The NASCAR Sprint Cup Series heads to Michigan International Speedway this weekend, which means the teams will be racing in the backyard of some of the series' leading manufacturers (Ford, Chevy, etc.). Meanwhile, Toyota is attempting to steal the show for the third race in a row. With the schedule sliding ever closer to the start of the Chase for the Sprint Cup, intensity is picking up with every lap.
Here are some questions on my mind heading into the weekend …
Will Roush Fenway Racing continue to improve? … With Biffle’s win at Pocono a couple of weeks ago and Carl Edwards finishing in the top five the last two races, Michigan would be the perfect time for RFR to show continued improvement. Three of their drivers have multiple victories at MIS and only one DNF across all four drivers. Even David Ragan, who is not typically a front-runner, has a couple of top 10s and has led a few laps. The last time RFR won at MIS was back in 2008 in the 3M Performance 400 presented by Bondo. Will we see an RFR driver in victory lane come Sunday?

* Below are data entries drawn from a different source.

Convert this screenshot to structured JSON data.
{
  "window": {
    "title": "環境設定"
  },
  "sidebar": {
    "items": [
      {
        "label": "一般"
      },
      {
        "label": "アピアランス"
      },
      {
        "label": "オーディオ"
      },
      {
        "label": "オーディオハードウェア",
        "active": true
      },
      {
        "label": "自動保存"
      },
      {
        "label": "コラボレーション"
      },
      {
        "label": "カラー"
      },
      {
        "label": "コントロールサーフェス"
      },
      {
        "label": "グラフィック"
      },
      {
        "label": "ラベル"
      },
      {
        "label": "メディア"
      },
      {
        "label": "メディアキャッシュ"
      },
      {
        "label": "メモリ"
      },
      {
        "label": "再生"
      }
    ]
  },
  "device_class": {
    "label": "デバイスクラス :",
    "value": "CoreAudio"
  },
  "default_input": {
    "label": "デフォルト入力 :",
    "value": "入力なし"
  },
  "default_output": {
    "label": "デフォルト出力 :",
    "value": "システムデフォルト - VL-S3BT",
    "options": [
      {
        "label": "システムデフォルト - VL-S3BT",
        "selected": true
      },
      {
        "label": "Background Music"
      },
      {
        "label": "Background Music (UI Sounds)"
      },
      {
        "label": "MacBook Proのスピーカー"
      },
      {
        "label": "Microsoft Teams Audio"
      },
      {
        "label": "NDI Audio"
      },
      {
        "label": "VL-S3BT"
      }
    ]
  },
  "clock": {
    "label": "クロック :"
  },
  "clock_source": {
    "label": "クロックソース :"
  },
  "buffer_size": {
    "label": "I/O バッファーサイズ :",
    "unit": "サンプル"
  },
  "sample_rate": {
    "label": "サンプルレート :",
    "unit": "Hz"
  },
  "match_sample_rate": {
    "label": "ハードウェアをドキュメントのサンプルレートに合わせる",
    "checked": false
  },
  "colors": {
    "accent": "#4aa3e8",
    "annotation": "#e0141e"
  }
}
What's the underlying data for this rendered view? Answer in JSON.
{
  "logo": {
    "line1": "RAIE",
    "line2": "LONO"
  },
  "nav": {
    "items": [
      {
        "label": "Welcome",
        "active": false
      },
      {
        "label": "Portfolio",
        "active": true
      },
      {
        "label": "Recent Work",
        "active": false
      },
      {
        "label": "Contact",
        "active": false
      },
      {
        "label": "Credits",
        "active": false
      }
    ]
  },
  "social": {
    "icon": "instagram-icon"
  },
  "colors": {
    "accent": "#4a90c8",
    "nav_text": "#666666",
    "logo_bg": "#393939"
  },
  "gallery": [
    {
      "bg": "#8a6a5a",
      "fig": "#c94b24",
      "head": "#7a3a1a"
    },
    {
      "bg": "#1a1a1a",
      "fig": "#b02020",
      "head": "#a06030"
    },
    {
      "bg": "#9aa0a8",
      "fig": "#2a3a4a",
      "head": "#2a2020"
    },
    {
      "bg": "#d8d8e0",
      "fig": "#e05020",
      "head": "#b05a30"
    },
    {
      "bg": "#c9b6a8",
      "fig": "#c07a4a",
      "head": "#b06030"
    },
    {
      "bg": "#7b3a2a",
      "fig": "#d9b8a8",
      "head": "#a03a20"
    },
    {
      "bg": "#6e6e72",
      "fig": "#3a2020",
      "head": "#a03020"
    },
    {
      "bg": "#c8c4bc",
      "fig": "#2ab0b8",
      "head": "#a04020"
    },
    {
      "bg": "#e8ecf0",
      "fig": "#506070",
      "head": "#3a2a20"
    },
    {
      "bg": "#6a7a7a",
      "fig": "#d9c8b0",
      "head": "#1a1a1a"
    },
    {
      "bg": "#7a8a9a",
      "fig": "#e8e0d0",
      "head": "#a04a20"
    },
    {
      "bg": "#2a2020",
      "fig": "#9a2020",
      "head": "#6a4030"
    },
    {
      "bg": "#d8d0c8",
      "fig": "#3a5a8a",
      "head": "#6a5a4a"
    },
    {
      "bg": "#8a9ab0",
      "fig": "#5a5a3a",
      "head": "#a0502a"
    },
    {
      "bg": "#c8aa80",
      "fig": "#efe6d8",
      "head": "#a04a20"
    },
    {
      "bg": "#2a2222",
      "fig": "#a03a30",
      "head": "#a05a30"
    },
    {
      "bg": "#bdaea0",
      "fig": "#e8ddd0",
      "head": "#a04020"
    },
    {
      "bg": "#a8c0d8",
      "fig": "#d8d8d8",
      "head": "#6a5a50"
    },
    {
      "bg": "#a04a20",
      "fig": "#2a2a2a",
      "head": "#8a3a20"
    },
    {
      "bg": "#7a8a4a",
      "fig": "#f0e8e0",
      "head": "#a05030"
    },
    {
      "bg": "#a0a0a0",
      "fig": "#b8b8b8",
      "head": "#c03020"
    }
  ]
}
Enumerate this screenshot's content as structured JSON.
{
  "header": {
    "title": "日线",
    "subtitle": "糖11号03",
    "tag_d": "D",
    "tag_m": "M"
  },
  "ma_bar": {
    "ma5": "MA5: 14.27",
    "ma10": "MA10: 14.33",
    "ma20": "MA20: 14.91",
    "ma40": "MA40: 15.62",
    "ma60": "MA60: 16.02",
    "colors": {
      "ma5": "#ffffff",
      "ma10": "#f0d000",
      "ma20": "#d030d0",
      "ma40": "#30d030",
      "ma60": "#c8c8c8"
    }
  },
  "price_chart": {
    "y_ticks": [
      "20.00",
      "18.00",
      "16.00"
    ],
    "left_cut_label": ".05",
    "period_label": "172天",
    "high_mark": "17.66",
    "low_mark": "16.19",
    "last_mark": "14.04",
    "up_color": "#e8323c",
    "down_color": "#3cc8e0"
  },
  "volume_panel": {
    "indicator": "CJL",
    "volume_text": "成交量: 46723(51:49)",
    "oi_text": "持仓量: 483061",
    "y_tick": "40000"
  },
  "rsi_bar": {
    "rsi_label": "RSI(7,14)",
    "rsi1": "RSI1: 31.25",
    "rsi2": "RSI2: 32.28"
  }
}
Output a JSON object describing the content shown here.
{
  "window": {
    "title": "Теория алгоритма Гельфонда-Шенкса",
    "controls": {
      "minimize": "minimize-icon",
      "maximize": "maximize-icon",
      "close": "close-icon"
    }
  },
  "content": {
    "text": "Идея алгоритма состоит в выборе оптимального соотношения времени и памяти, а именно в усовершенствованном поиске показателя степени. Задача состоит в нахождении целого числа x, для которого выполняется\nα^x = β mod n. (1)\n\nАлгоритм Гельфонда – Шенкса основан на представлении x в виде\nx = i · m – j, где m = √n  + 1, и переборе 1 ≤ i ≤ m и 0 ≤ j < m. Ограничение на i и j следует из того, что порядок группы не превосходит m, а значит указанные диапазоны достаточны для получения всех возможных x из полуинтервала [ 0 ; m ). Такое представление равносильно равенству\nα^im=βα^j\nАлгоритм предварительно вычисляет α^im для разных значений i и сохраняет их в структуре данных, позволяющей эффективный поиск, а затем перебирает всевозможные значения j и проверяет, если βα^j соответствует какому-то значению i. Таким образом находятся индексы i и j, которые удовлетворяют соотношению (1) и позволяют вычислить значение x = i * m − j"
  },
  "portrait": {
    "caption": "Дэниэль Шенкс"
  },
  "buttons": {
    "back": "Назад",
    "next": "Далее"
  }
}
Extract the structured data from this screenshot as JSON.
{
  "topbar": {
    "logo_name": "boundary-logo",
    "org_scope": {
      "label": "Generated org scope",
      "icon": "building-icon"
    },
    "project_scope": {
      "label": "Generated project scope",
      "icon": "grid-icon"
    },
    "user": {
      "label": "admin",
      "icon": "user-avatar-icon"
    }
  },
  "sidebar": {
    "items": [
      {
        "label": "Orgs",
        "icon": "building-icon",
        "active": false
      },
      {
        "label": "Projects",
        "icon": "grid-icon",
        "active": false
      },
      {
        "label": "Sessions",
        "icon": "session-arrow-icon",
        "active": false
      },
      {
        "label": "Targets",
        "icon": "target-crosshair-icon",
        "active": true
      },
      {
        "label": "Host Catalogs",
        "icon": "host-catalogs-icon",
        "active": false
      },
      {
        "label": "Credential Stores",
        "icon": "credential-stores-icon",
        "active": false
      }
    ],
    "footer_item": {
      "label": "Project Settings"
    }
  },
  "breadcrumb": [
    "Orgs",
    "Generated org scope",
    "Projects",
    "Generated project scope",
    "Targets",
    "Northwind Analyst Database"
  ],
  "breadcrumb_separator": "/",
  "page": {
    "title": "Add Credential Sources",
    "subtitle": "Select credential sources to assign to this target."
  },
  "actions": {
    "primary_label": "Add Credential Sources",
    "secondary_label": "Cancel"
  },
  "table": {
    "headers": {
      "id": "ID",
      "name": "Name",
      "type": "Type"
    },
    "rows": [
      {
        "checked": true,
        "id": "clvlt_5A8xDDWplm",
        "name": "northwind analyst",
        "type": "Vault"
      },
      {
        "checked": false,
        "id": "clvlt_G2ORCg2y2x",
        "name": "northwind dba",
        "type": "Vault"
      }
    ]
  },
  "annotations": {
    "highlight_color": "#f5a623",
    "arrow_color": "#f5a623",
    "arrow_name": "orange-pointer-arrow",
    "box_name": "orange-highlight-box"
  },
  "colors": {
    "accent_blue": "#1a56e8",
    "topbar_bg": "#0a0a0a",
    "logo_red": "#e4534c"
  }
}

Will we see a big shakeup in the top 12? … Three drivers are within 100 points of 12th-place Mark Martin this weekend, which means one wrong move and Martin could easily fall out of the Chase. None would be more ready to capitalize on Martin’s misfortune than Clint Bowyer, who fell out of the top 12 in points after a mechanical malfunction at Watkins Glen. Bowyer is only 10 points away from Mark Martin, which is really only the difference between not leading a lap and leading the most laps. However, Martin’s statistics at MIS are much more impressive than Bowyer’s. Martin has 5 wins and has led nearly 1,000 laps to Bowyer’s zero wins and only 7 laps led. Granted, Martin has 40 more starts at MIS than Bowyer, but MIS has not typically been a good racetrack for Bowyer. He’ll have to step it up to compete with the likes of Martin.
Will we see another fuel mileage race? … Let’s be honest. MIS isn’t necessarily a race that fans circle on their calendar. Racing has a tendency to get strung out, with clean air usually proving to be more important than track position. The most memorable races (finishes) at MIS are usually the races where drivers, fans and especially crew chiefs are holding their collective breaths, waiting to see if their driver will be able to coast to the finish. Last season, Brian Vickers capitalized on Jimmie Johnson’s empty tank when the No. 48 ran out of fuel with just a couple of laps remaining. Mark Martin won in similar fashion in the spring race at MIS, coincidentally also passing Johnson after he ran out of fuel. Maybe Johnson and Chad Knaus need to try a different strategy this time around.
Can Dale Earnhardt Jr. pick it up this weekend? … I’d kind of be beating a dead horse by saying Dale Earnhardt Jr. is struggling this season, so I’ll refrain from making such an obvious statement. However, MIS has typically been a kind weekend to Earnhardt Jr. Earnhardt has only finished outside the top 15 once since 2005 and even has a victory here in 2008 (and don’t start the griping about it being a fuel mileage race. A win is a win). Another promising statistic for Jr. Nation is that Earnhardt Jr. has finished 99% of the laps he has run at the racetrack. So even in the midst of a gloomy season for the No. 88, MIS is definitely a race that Earnhardt Jr. and his fans can look forward to every season.
Will we see another streak broken this weekend? … Several big name and very talented drivers have been shut out of victory lane for a very long time. And many of them have good records at this racetrack. The last few races have showcased some underdog stories, with drivers who were facing long losing streaks breaking into victory lane. It’s been fun to see some fresh faces in the winner’s circle, and I wouldn’t be surprised to see it continue this weekend.
Bonus questions: Can Kurt Busch and Jimmie Johnson cool their feud by this weekend? … Anyone glad that we aren’t talking about Denny Hamlin’s knee as much as we were the last time we raced here? … Anyone think Brian Pattie will make a call for two tires if it comes time to make the decision?
Photo courtesy of NASCAR Media. Opinions expressed are solely those of the author.